Both of those could feel very unfair to the player -- the AI is cheating!


Now imagine the same scenarios, but imagine they are telegraphed to the player.

One of the enemies shout "Fire in the hole!" right before the group of enemies take cover.

You hear radio chatter on the corpse's walkie-talkie, which sounds more and more distressed, before the rescue party shows up.


The AI didn't need to change, but now the game feels a lot more clever, because we've been more explicit in telling the player something which makes the actions make sense to them.


Of course, this isn't always wanted or beneficial, but it's definitely worth keeping in mind.

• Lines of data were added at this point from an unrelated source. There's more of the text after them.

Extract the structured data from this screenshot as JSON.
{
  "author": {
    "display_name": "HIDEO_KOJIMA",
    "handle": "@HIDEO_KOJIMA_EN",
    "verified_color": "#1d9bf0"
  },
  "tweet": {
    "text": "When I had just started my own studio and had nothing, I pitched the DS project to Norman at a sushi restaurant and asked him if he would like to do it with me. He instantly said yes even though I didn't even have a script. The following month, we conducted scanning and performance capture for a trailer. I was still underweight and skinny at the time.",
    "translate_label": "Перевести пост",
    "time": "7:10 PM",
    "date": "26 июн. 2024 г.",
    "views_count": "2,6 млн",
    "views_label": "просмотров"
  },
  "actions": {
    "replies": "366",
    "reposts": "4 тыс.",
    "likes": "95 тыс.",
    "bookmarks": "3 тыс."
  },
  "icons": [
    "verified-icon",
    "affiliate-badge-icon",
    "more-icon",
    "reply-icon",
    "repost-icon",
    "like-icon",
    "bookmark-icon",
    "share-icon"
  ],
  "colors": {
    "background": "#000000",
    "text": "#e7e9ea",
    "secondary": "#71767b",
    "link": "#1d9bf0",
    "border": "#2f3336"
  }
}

In Topic: How to get from A to Z (or my first dev blog)

25 September 2016 - 12:20 PM

BTW: If you do want to make a blog, there are developer journals here for exactly that purpose, the forums are just for discussions.

Expanding on this:

Developer journals can be found here: http://www.gamedev.net/blogs

You can create your own here (button to the upper right -- "Create a Journal"): http://www.gamedev.net/index.php?app=blog&module=manage

In Topic: Mentioning someone in a post

20 September 2016 - 08:02 AM

I didn't get any notification about that, at least.


But hello!

In Topic: Find angle to get from point A to B with x amount of bounces

20 September 2016 - 03:18 AM

You could shoot in 4 directions, not just 2.


Before morning caffeine, I believe you can do something like this...


In the selected direction, calculate the "effective" end point, as if this were just a huge box, with no bounces.

Basically, add get the distance to the border in your selected direction, multiply it by the amount of bounces, and add that to your endpoint.

Then just get the angle between the start point and that "effective" end point.


EDIT: You might have to add a different distance on odd/even bounces -- (absolute) distance to border in selected direction for odd bounces, (absolute) distance to border in opposite direction for even bounces.

So 5 bounces gives you an effective end point that is offset by (3*absolute_distance_to_border_in_selected_direction + 2*absolute_distance_to_border_in_opposite_direction).

EDIT 2: The previous edit wasn't quite correct -- which you can see in Nanoha's image below, but I think you're able to get a rough understanding of what you need to change in order for it to work :)

In Topic: How to detect diamond shape collision detection , if object is inside the dia...

20 September 2016 - 03:00 AM

Thanks! You mean pixel perfect collision detection?

Yes. Take a look at the following link for more information: